‘Sixteen-year-old twins Madeline and Catlin move to a new life in Ballyfrann, a strange isolated Irish town, a place where the earth is littered with small corpses and unspoken truths. A place where, for generations, teenage girls have gone missing in the surrounding mountains. As distance grows between the twins – as Catlin falls in love, and Madeline begins to understand her own nascent witchcraft – Madeline discovers that Ballyfrann is a place full of predators. And when Catlin falls into the gravest danger of all, Madeline must ask herself who she really is, and who she wants to be – or rather, who she might have to become to save her sister.’
Perfectly Preventable Deaths is a hauntingly lyrical novel full of dark, visceral magic and the pains of growing up. On the surface, it has many elements of a contemporary novel, yet the threads of the narrative bring this together with otherworldly features and powers of a fantasy world without ever entirely leaving ‘our’ world behind, bringing what feels like an ancient and mythological history into the present day. When Madeline and Caitlin arrive in Ballyfrann, they are, at first, removed from the area’s history and its people, yet both are soon drawn into events and associations that they cannot resist, each under the thrall of their own particular magic.

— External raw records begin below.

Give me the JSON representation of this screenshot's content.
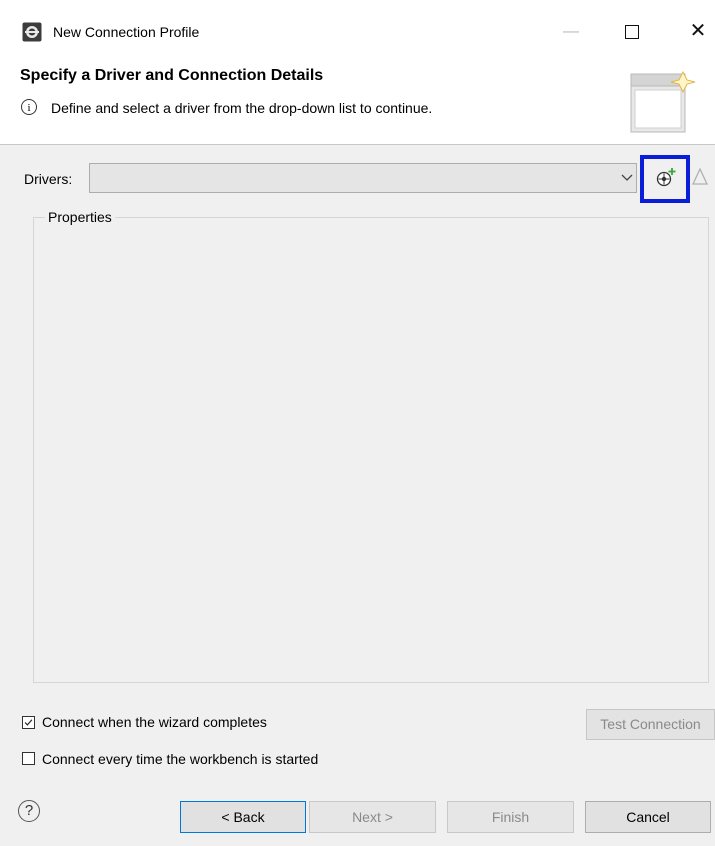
{
  "window": {
    "title": "New Connection Profile",
    "minimize_glyph": "—",
    "close_glyph": "✕"
  },
  "banner": {
    "title": "Specify a Driver and Connection Details",
    "info_glyph": "i",
    "description": "Define and select a driver from the drop-down list to continue."
  },
  "drivers": {
    "label": "Drivers:",
    "selected_value": ""
  },
  "properties": {
    "label": "Properties"
  },
  "options": {
    "connect_on_complete": {
      "label": "Connect when the wizard completes",
      "checked": true
    },
    "connect_on_startup": {
      "label": "Connect every time the workbench is started",
      "checked": false
    }
  },
  "buttons": {
    "test_connection": "Test Connection",
    "help": "?",
    "back": "< Back",
    "next": "Next >",
    "finish": "Finish",
    "cancel": "Cancel"
  },
  "colors": {
    "highlight_box": "#0a1dd8",
    "default_button_border": "#0078d7"
  }
}
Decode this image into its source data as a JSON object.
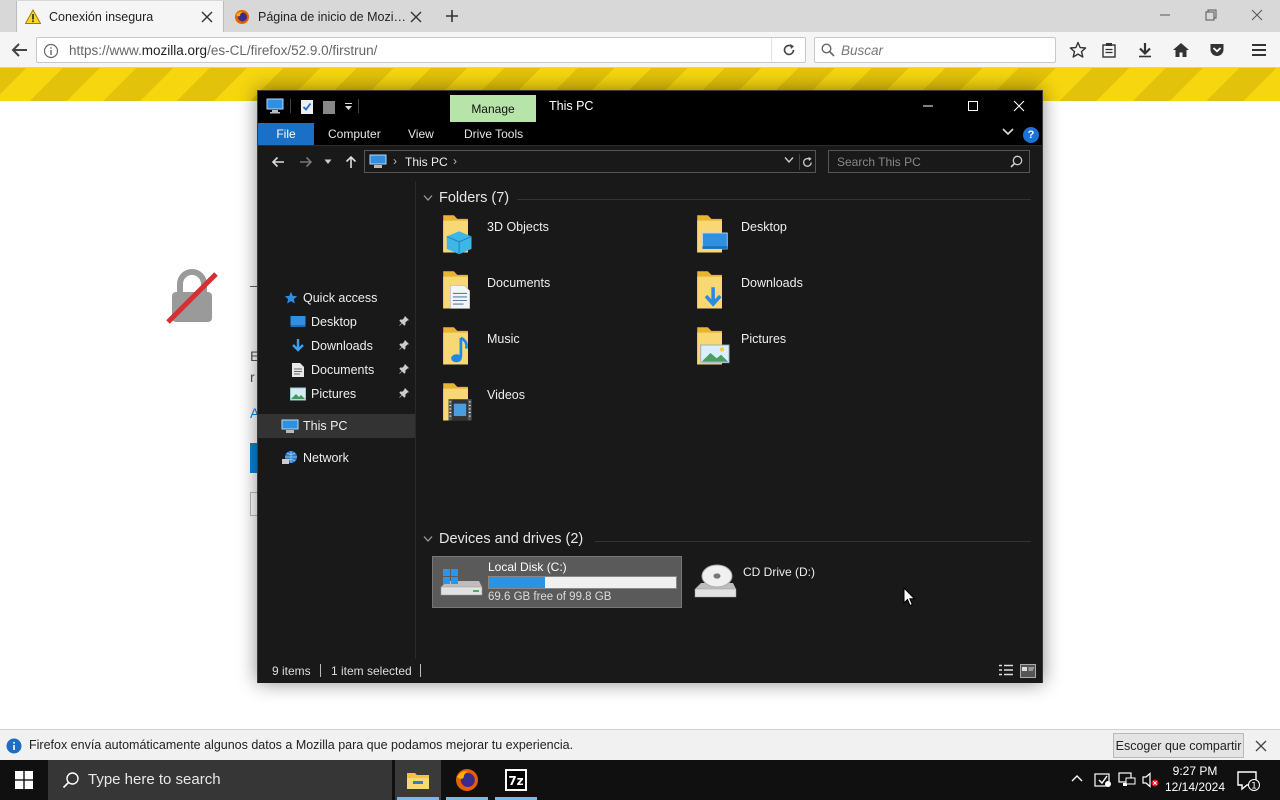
{
  "browser": {
    "tabs": [
      {
        "label": "Conexión insegura",
        "active": true
      },
      {
        "label": "Página de inicio de Mozill...",
        "active": false
      }
    ],
    "url_prefix": "https://www.",
    "url_domain": "mozilla.org",
    "url_path": "/es-CL/firefox/52.9.0/firstrun/",
    "search_placeholder": "Buscar"
  },
  "page": {
    "frag_1": "E",
    "frag_2": "r",
    "frag_3": "A",
    "frag_4": "–"
  },
  "explorer": {
    "manage_label": "Manage",
    "window_title": "This PC",
    "ribbon_tabs": [
      "File",
      "Computer",
      "View",
      "Drive Tools"
    ],
    "help_label": "?",
    "breadcrumb": "This PC",
    "search_placeholder": "Search This PC",
    "nav": {
      "quick_access": "Quick access",
      "pinned": [
        "Desktop",
        "Downloads",
        "Documents",
        "Pictures"
      ],
      "this_pc": "This PC",
      "network": "Network"
    },
    "folders_header": "Folders (7)",
    "folders": [
      {
        "name": "3D Objects",
        "icon": "3d-objects-folder-icon"
      },
      {
        "name": "Desktop",
        "icon": "desktop-folder-icon"
      },
      {
        "name": "Documents",
        "icon": "documents-folder-icon"
      },
      {
        "name": "Downloads",
        "icon": "downloads-folder-icon"
      },
      {
        "name": "Music",
        "icon": "music-folder-icon"
      },
      {
        "name": "Pictures",
        "icon": "pictures-folder-icon"
      },
      {
        "name": "Videos",
        "icon": "videos-folder-icon"
      }
    ],
    "devices_header": "Devices and drives (2)",
    "drives": [
      {
        "name": "Local Disk (C:)",
        "free_text": "69.6 GB free of 99.8 GB",
        "used_fraction": 0.3,
        "selected": true
      },
      {
        "name": "CD Drive (D:)",
        "selected": false
      }
    ],
    "status": {
      "items": "9 items",
      "selected": "1 item selected"
    }
  },
  "notification": {
    "text": "Firefox envía automáticamente algunos datos a Mozilla para que podamos mejorar tu experiencia.",
    "button": "Escoger que compartir"
  },
  "taskbar": {
    "search_placeholder": "Type here to search",
    "time": "9:27 PM",
    "date": "12/14/2024",
    "notifications_count": "1"
  },
  "colors": {
    "accent": "#1a6fc6",
    "manage_tab": "#b7e4a8",
    "warning_stripe": "#f5d60f",
    "drive_bar": "#2d92df"
  }
}
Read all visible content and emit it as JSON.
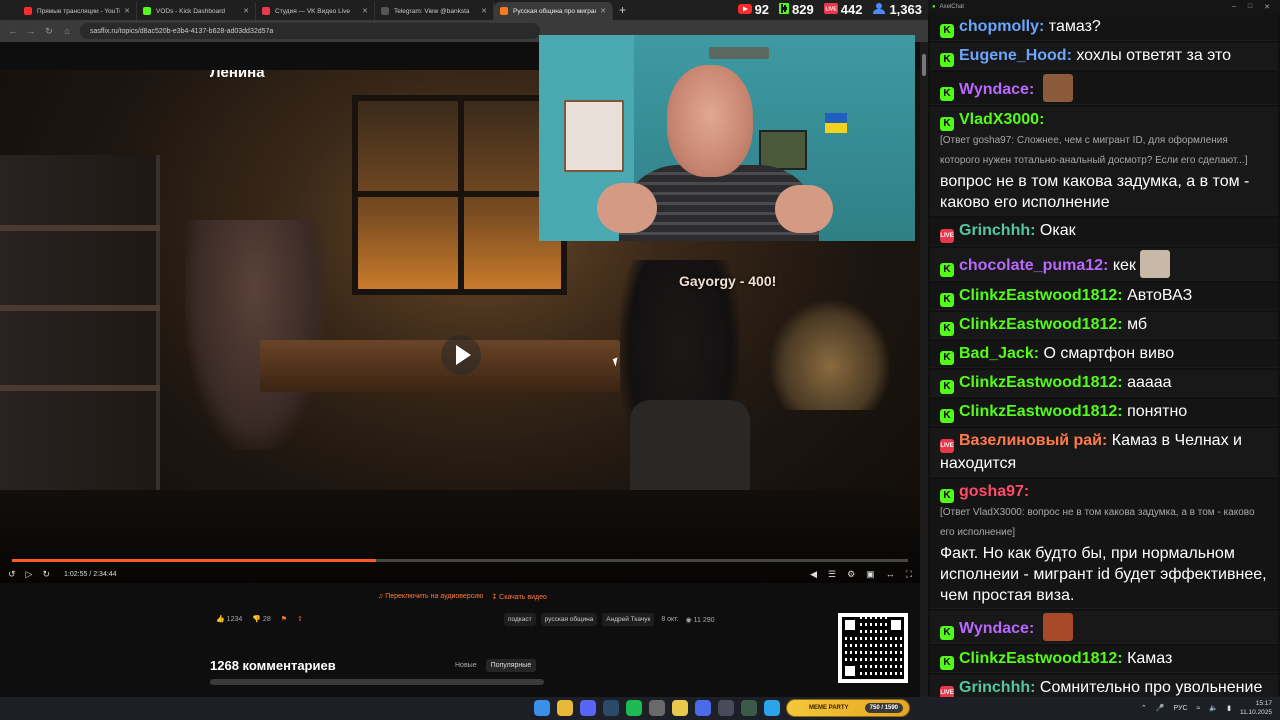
{
  "browser": {
    "tabs": [
      {
        "label": "Прямые трансляции - YouTube",
        "color": "#ff2a2a"
      },
      {
        "label": "VODs - Kick Dashboard",
        "color": "#53fc18"
      },
      {
        "label": "Студия — VK Видео Live",
        "color": "#e8394b"
      },
      {
        "label": "Telegram: View @banksta",
        "color": "#555555"
      },
      {
        "label": "Русская община про мигрант",
        "color": "#ff7a1a",
        "active": true
      }
    ],
    "new_tab": "+",
    "url": "sasflix.ru/topics/d8ac520b-e3b4-4137-b628-ad03dd32d57a"
  },
  "stats": {
    "youtube": "92",
    "kick": "829",
    "vk": "442",
    "viewers": "1,363",
    "youtube_color": "#ff2a2a",
    "kick_color": "#53fc18",
    "vk_color": "#e8394b"
  },
  "video": {
    "title": "Ленина",
    "overlay_text": "Gayorgy - 400!",
    "current_time": "1:02:55",
    "duration": "2:34:44",
    "progress_fraction": 0.406,
    "accent": "#ff5a1f"
  },
  "below": {
    "audio_link": "Переключить на аудиоверсию",
    "download_link": "Скачать видео",
    "likes": "1234",
    "dislikes": "28",
    "tags": [
      "подкаст",
      "русская община",
      "Андрей Ткачук"
    ],
    "date": "8 окт.",
    "views": "11 290",
    "comments_title": "1268 комментариев",
    "sort_new": "Новые",
    "sort_popular": "Популярные"
  },
  "chat": {
    "window_title": "AxelChat",
    "messages": [
      {
        "platform": "kick",
        "user": "chopmolly",
        "color": "#6aa6ff",
        "text": "тамаз?"
      },
      {
        "platform": "kick",
        "user": "Eugene_Hood",
        "color": "#6aa6ff",
        "text": "хохлы ответят за это"
      },
      {
        "platform": "kick",
        "user": "Wyndace",
        "color": "#b967ff",
        "text": "",
        "emote": "#8a5a3a"
      },
      {
        "platform": "kick",
        "user": "VladX3000",
        "color": "#53fc18",
        "reply": "[Ответ gosha97: Сложнее, чем с мигрант ID, для оформления которого нужен тотально-анальный досмотр? Если его сделают...]",
        "text": "вопрос не в том какова задумка, а в том - каково его исполнение"
      },
      {
        "platform": "vk",
        "user": "Grinchhh",
        "color": "#53c7a2",
        "text": "Окак"
      },
      {
        "platform": "kick",
        "user": "chocolate_puma12",
        "color": "#b967ff",
        "text": "кек",
        "emote": "#c8b8a8"
      },
      {
        "platform": "kick",
        "user": "ClinkzEastwood1812",
        "color": "#53fc18",
        "text": "АвтоВАЗ"
      },
      {
        "platform": "kick",
        "user": "ClinkzEastwood1812",
        "color": "#53fc18",
        "text": "мб"
      },
      {
        "platform": "kick",
        "user": "Bad_Jack",
        "color": "#53fc18",
        "text": "О смартфон виво"
      },
      {
        "platform": "kick",
        "user": "ClinkzEastwood1812",
        "color": "#53fc18",
        "text": "ааааа"
      },
      {
        "platform": "kick",
        "user": "ClinkzEastwood1812",
        "color": "#53fc18",
        "text": "понятно"
      },
      {
        "platform": "vk",
        "user": "Вазелиновый рай",
        "color": "#ff7a4a",
        "text": "Камаз в Челнах и находится"
      },
      {
        "platform": "kick",
        "user": "gosha97",
        "color": "#ff4a6a",
        "reply": "[Ответ VladX3000: вопрос не в том какова задумка, а в том - каково его исполнение]",
        "text": "Факт. Но как будто бы, при нормальном исполнеии - мигрант id будет эффективнее, чем простая виза."
      },
      {
        "platform": "kick",
        "user": "Wyndace",
        "color": "#b967ff",
        "text": "",
        "emote": "#a84a2a"
      },
      {
        "platform": "kick",
        "user": "ClinkzEastwood1812",
        "color": "#53fc18",
        "text": "Камаз"
      },
      {
        "platform": "vk",
        "user": "Grinchhh",
        "color": "#53c7a2",
        "text": "Сомнительно про увольнение"
      }
    ]
  },
  "taskbar": {
    "meme_label": "MEME PARTY",
    "meme_count": "750 / 1590",
    "lang": "РУС",
    "time": "15:17",
    "date": "11.10.2025"
  }
}
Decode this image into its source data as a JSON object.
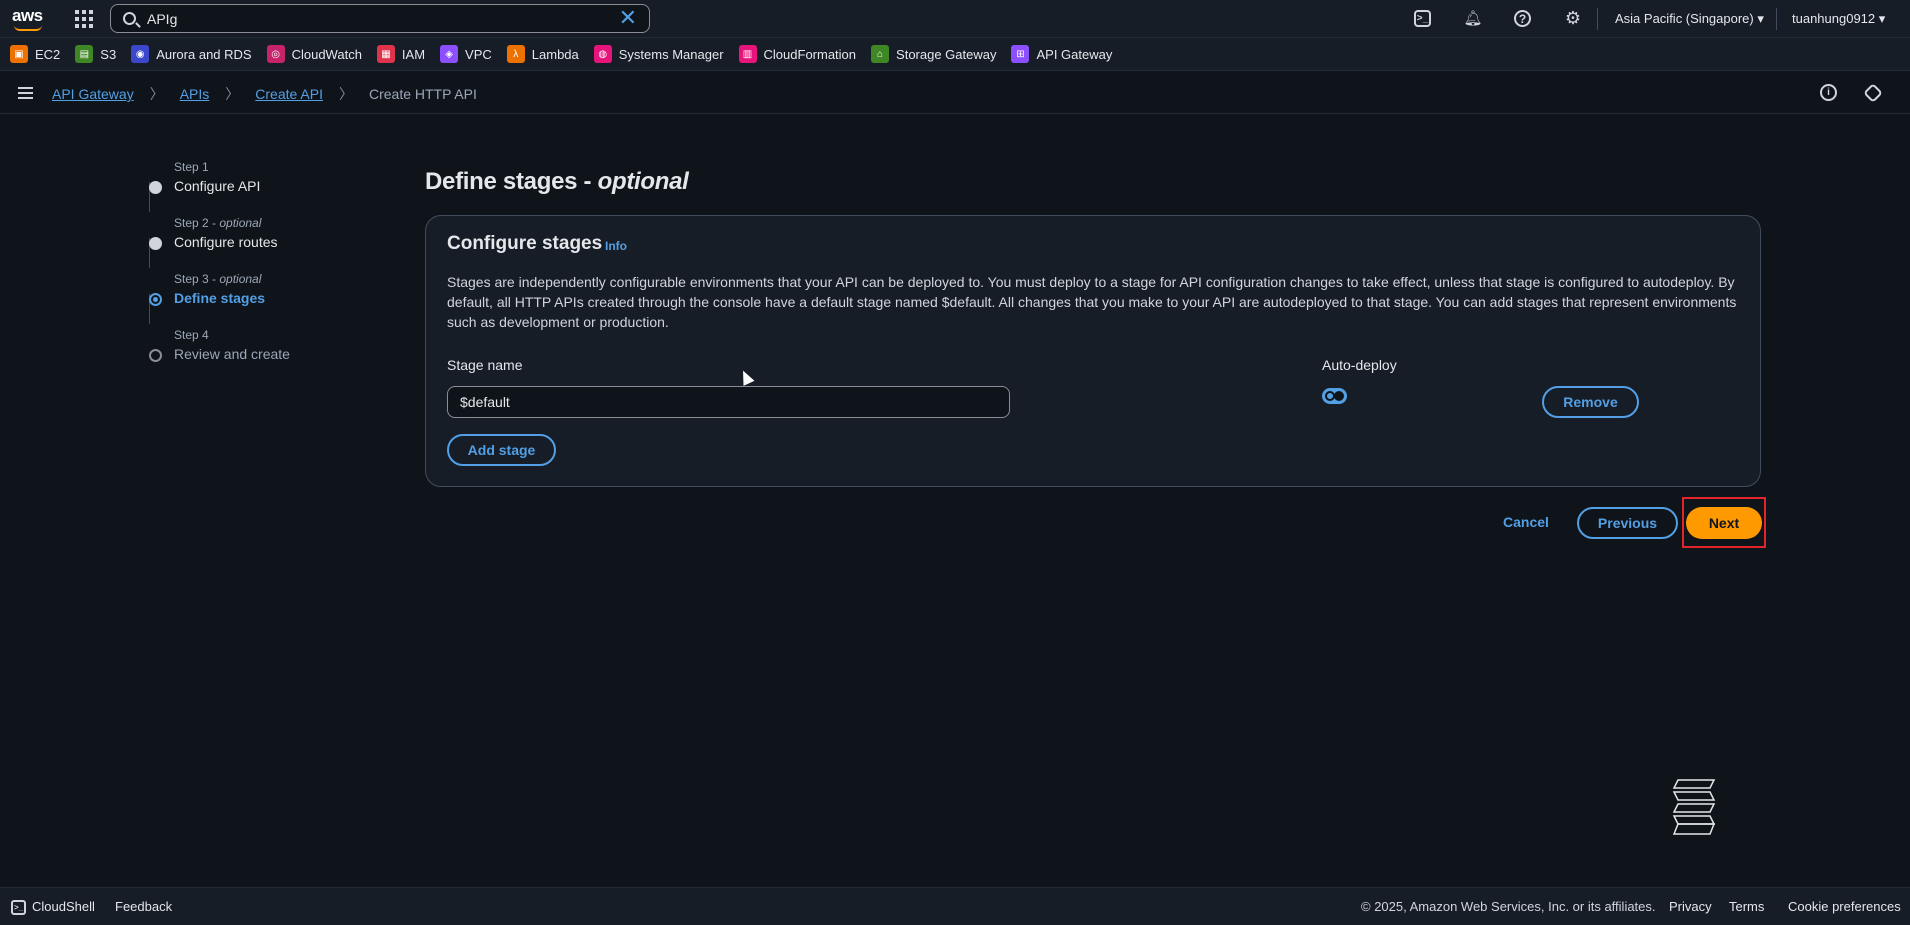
{
  "topnav": {
    "logo_text": "aws",
    "search_value": "APIg",
    "region": "Asia Pacific (Singapore) ▾",
    "user": "tuanhung0912 ▾",
    "icons": [
      "cloudshell-icon",
      "bell-icon",
      "help-icon",
      "gear-icon"
    ]
  },
  "favorites": [
    {
      "label": "EC2",
      "color": "#ed7100",
      "glyph": "▣"
    },
    {
      "label": "S3",
      "color": "#3f8624",
      "glyph": "▤"
    },
    {
      "label": "Aurora and RDS",
      "color": "#3b48cc",
      "glyph": "◉"
    },
    {
      "label": "CloudWatch",
      "color": "#c7236b",
      "glyph": "◎"
    },
    {
      "label": "IAM",
      "color": "#dd344c",
      "glyph": "▦"
    },
    {
      "label": "VPC",
      "color": "#8c4fff",
      "glyph": "◈"
    },
    {
      "label": "Lambda",
      "color": "#ed7100",
      "glyph": "λ"
    },
    {
      "label": "Systems Manager",
      "color": "#e7157b",
      "glyph": "◍"
    },
    {
      "label": "CloudFormation",
      "color": "#e7157b",
      "glyph": "▥"
    },
    {
      "label": "Storage Gateway",
      "color": "#3f8624",
      "glyph": "⌂"
    },
    {
      "label": "API Gateway",
      "color": "#8c4fff",
      "glyph": "⊞"
    }
  ],
  "breadcrumb": {
    "items": [
      "API Gateway",
      "APIs",
      "Create API"
    ],
    "current": "Create HTTP API"
  },
  "steps": [
    {
      "label": "Step 1",
      "optional": "",
      "name": "Configure API"
    },
    {
      "label": "Step 2 - ",
      "optional": "optional",
      "name": "Configure routes"
    },
    {
      "label": "Step 3 - ",
      "optional": "optional",
      "name": "Define stages"
    },
    {
      "label": "Step 4",
      "optional": "",
      "name": "Review and create"
    }
  ],
  "main": {
    "title": "Define stages - ",
    "title_optional": "optional",
    "card_title": "Configure stages",
    "info": "Info",
    "description": "Stages are independently configurable environments that your API can be deployed to. You must deploy to a stage for API configuration changes to take effect, unless that stage is configured to autodeploy. By default, all HTTP APIs created through the console have a default stage named $default. All changes that you make to your API are autodeployed to that stage. You can add stages that represent environments such as development or production.",
    "stage_name_label": "Stage name",
    "stage_name_value": "$default",
    "auto_deploy_label": "Auto-deploy",
    "remove": "Remove",
    "add_stage": "Add stage",
    "cancel": "Cancel",
    "previous": "Previous",
    "next": "Next"
  },
  "footer": {
    "cloudshell": "CloudShell",
    "feedback": "Feedback",
    "copyright": "© 2025, Amazon Web Services, Inc. or its affiliates.",
    "privacy": "Privacy",
    "terms": "Terms",
    "cookie": "Cookie preferences"
  }
}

One of the things I found most interesting about Madeline and Catlin is their own, separate, dedications to their individual choice of religion. Catlin is said to have an altar full of statues of the Virgin Mary, which is deemed acceptable by their mother and stepfather, whereas Madeline’s instinctive and anxious ‘habit’ of carrying salt and other, often natural, bits and pieces with her for protection is frowned upon to the extent that their mother takes deliberate steps to stop her and goes around removing salt from where Madeline has placed it, such as under her sister’s bed. Is it because Catlin’s choice of religion is more familiar, particularly for the location, that she is allowed her collection of votives and icons that ostensibly serve the same purpose as Madeline’s salt? I think that this particular element of the narrative raises a lot of good questions about what religion is and what it means to each person, and why people, often driven by fear, feel the need to object to what they don’t immediately understand.
The magic that Madeline slowly begins to embrace and further understand is both beautiful and horrifying on an instinctive level, particularly because it is so grounded in the physical and natural world and not formed of fantastical and intangible power. The power that she is encouraged to embrace is not a simple and malleable ‘gift’, but a responsibility and understanding that comes with a price that must be paid. All too often in YA literature, magical powers come with no cost and are at such a level that they turn the character who wields them into an unstoppable force. This is not the case with Madeline, whose entering into a world that she must risk sacrificing her dreams (or the dreams she believes she has) for is understood to be one that will grant her strength and the ability to assist others, but will not turn her into a being of unrivalled power. Her power lies more in knowledge and an understanding of that which others might not see or comprehend, a subtlety there that doesn’t completely remove her from the realm of what it is to be human.
I loved the idea of the families in Ballyfrann having their own ties to different forms of magic and affinities going back generations, with none of them so obvious on the surface as to indentify them as anything other than human to outsiders who aren’t familiar to the population. I particularly loved Oona and her affinity for water (to be honest, I just loved Oona in general and could probably write a whole separate review just about her) and the rumours that hinted at what powers and abilities other characters might have.
Perfectly Preventable Deaths is a stunning read and one that I just couldn’t put down. Thank you, Hot Key Books, for gifting me a copy! Perfectly Preventable Deaths is out on May 30th!